COMPARISON EXAMPLE 2

The procedure is analogous to Example 7, with the modification that instead of the protective colloid according to the invention obtained according to Example 1C), the same amount of a polyvinyl alcohol (degree of hydrolysis 98 mol %, viscosity of the 4% strength by weight aqueous solution: 4 mPa.s) is used. The resulting dispersion is speckled and unstable, which manifests itself in the increase in specks when the latex is left to stand.

Patent Citations
Cited PatentFiling datePublication dateApplicantTitle
US4918129 *Feb 13, 1989Apr 17, 1990Bayer AktiengesellschaftProcess for the production of aqueous polymer dispersions, the dispersions obtainable by this process and their use for the production of coatings
DE3732089A1 *Sep 24, 1987Apr 6, 1989Hoechst AgPropfpolymerisate mit polyurethan-pfropfgrundlage, verfahren zu ihrer herstellung und ihre verwendung
GB777484A * Title not available
GB779557A * Title not available
JPS58225111A * Title not available
Referenced by
Citing PatentFiling datePublication dateApplicantTitle
US5395880 *Oct 28, 1992Mar 7, 1995Nippon Paint Co., Ltd.Vinyl acetaate-vinyl alcohol copolymer with water soluble polymer
US6048945 *Apr 20, 1996Apr 11, 2000Basf AktiengesellschaftGraft polymers comprising polymers, containing alkylene oxide units, and ethylenically unsaturated compounds, their preparation and their use

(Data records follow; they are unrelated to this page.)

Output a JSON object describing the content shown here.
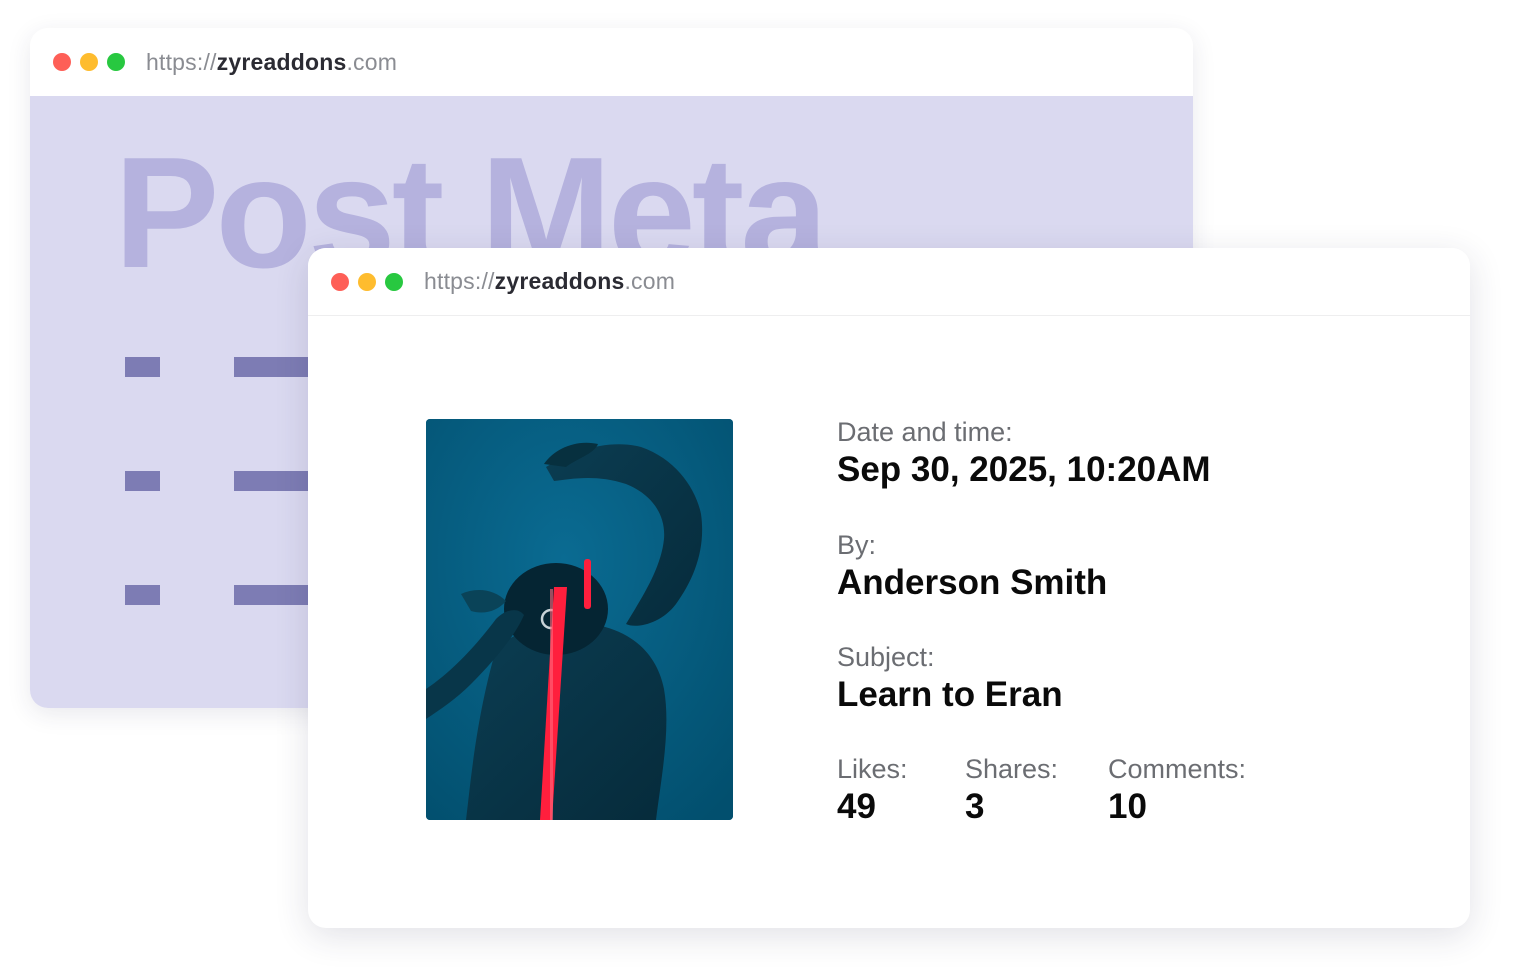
{
  "back_window": {
    "url_prefix": "https://",
    "url_domain": "zyreaddons",
    "url_suffix": ".com",
    "heading": "Post Meta"
  },
  "front_window": {
    "url_prefix": "https://",
    "url_domain": "zyreaddons",
    "url_suffix": ".com"
  },
  "post_meta": {
    "date_label": "Date and time:",
    "date_value": "Sep 30, 2025, 10:20AM",
    "author_label": "By:",
    "author_value": "Anderson Smith",
    "subject_label": "Subject:",
    "subject_value": "Learn to Eran",
    "likes_label": "Likes:",
    "likes_value": "49",
    "shares_label": "Shares:",
    "shares_value": "3",
    "comments_label": "Comments:",
    "comments_value": "10"
  },
  "colors": {
    "back_panel": "#dad9f0",
    "back_heading": "#b5b2de",
    "placeholder_bars": "#7d7cb4",
    "photo_background": "#035d80",
    "neon_accent": "#ff1f3d"
  }
}
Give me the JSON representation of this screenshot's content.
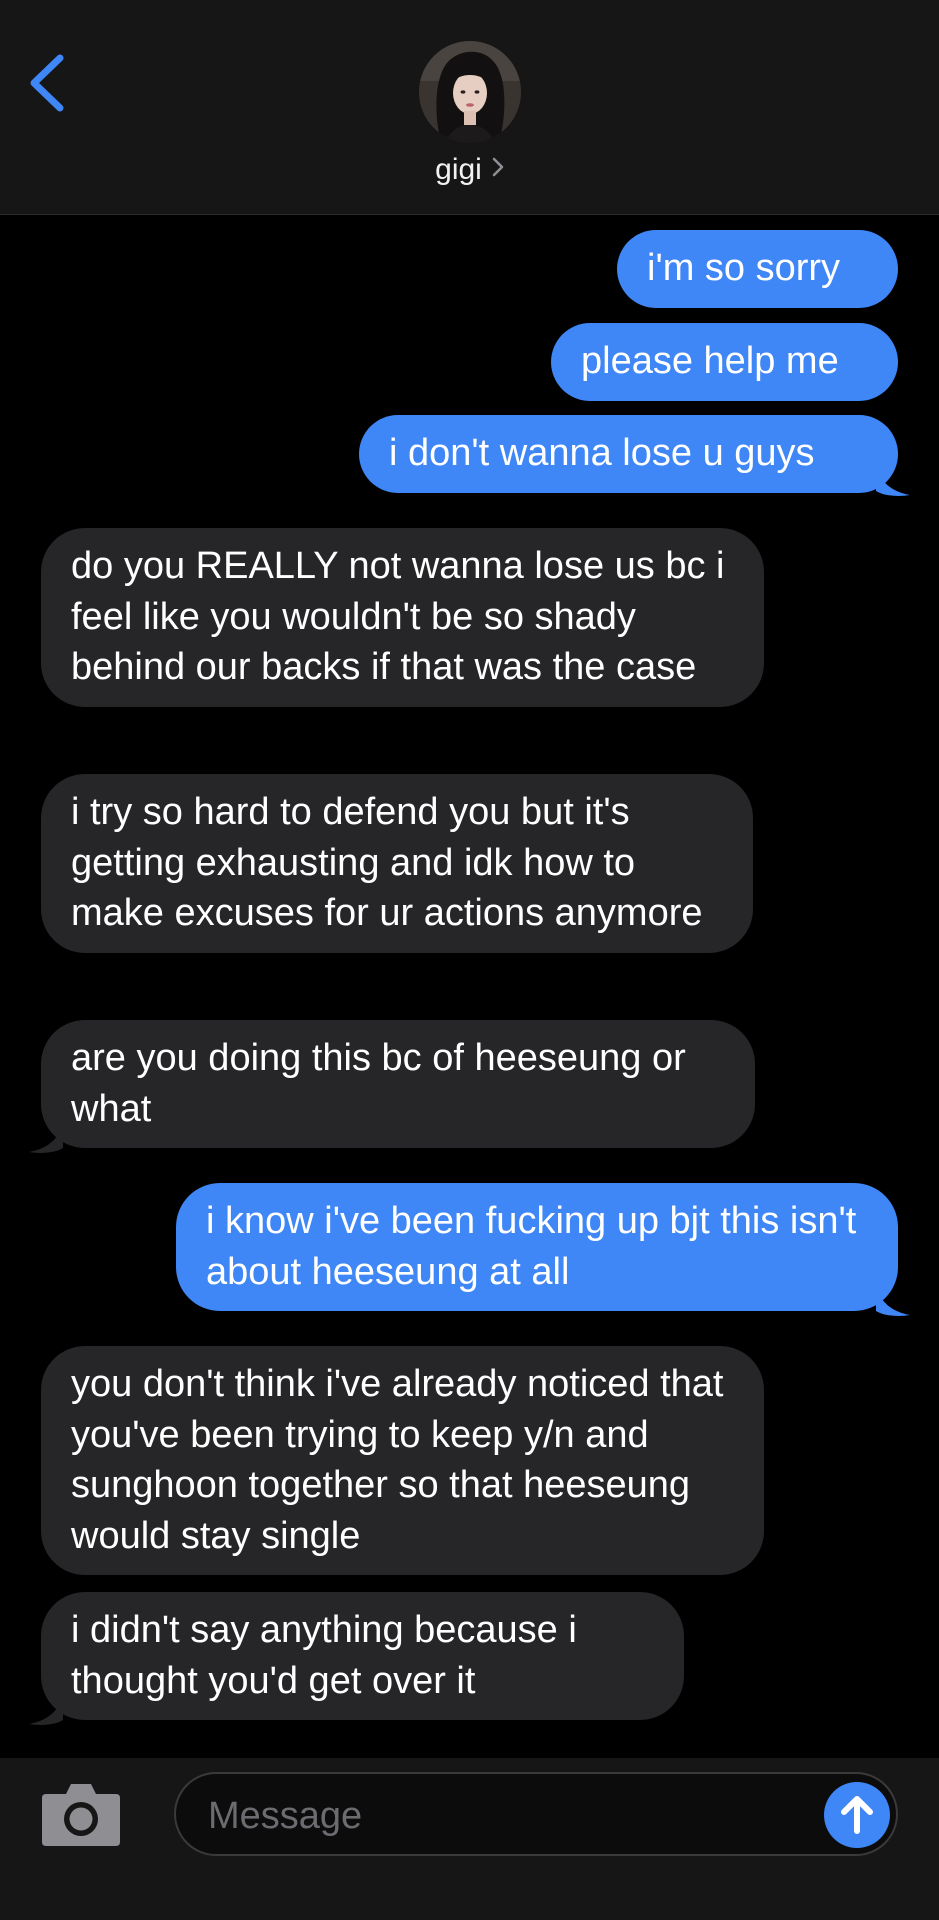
{
  "header": {
    "contact_name": "gigi",
    "back_icon": "chevron-left-icon",
    "accent_color": "#3f86f6"
  },
  "messages": [
    {
      "direction": "sent",
      "text": "i'm so sorry"
    },
    {
      "direction": "sent",
      "text": "please help me"
    },
    {
      "direction": "sent",
      "text": "i don't wanna lose u guys"
    },
    {
      "direction": "received",
      "text": "do you REALLY not wanna lose us bc i feel like you wouldn't be so shady behind our backs if that was the case"
    },
    {
      "direction": "received",
      "text": "i try so hard to defend you but it's getting exhausting and idk how to make excuses for ur actions anymore"
    },
    {
      "direction": "received",
      "text": "are you doing this bc of heeseung or what"
    },
    {
      "direction": "sent",
      "text": "i know i've been fucking up bjt this isn't about heeseung at all"
    },
    {
      "direction": "received",
      "text": "you don't think i've already noticed that you've been trying to keep y/n and sunghoon together so that heeseung would stay single"
    },
    {
      "direction": "received",
      "text": "i didn't say anything because i thought you'd get over it"
    }
  ],
  "composer": {
    "placeholder": "Message",
    "camera_icon": "camera-icon",
    "send_icon": "arrow-up-icon"
  },
  "colors": {
    "sent_bubble": "#3f86f6",
    "received_bubble": "#262628",
    "background": "#000000",
    "bar_background": "#161616"
  }
}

US6218456 *May 28, 1999Apr 17, 2001Basf AktiengesellschaftAqueous polymer dispersion obtained by emulsion polymerization of mixture comprising 50 to 100% by weight of c1-c18 alkyl (meth)acrylates, vinyl esters, or vinylaromatic compounds in the presence of a phosphate or phosphonate protective colloid
US20060140904 *Feb 12, 2004Jun 29, 2006Tadeusz WelliszRandom alkylene oxide copolymers for medical and surgical utilities
WO2005012377A1 *Jul 23, 2004Feb 10, 2005Celanese Ventures GmbhNovel polyvinyl ester and novel polyvinylalcohol copolymers
Classifications
U.S. Classification525/455, 526/202, 524/457, 526/220
International ClassificationC08F2/18, C04B41/48, C08F2/24, C08F290/14, D21H19/24, C08F2/30, C04B26/04, C08F2/20, C08F2/22, C08F2/16, C08G18/63
Cooperative ClassificationC04B41/48, D21H19/24, C04B26/04, C04B41/009, C08F290/147, C08F2/16
European ClassificationC04B41/00V, C04B41/48, C08F290/14E, D21H19/24, C04B26/04, C08F2/16
Legal Events
DateCodeEventDescription
Apr 30, 1996FPExpired due to failure to pay maintenance fee
Effective date: 19960221
Feb 18, 1996LAPSLapse for failure to pay maintenance fees
Sep 26, 1995REMIMaintenance fee reminder mailed
Sep 26, 1989ASAssignment
Owner name: HOECHST AKTIENGESELLSCHAFT, D-6230 FRANKFURT AM MA
Free format text: ASSIGNMENT OF ASSIGNORS INTEREST.;ASSIGNORS:RAUTERKUS, KARL J.;KROGGEL, MATTHIAS;HUTH, HANS-ULLRICH;REEL/FRAME:005144/0460
Effective date: 19890904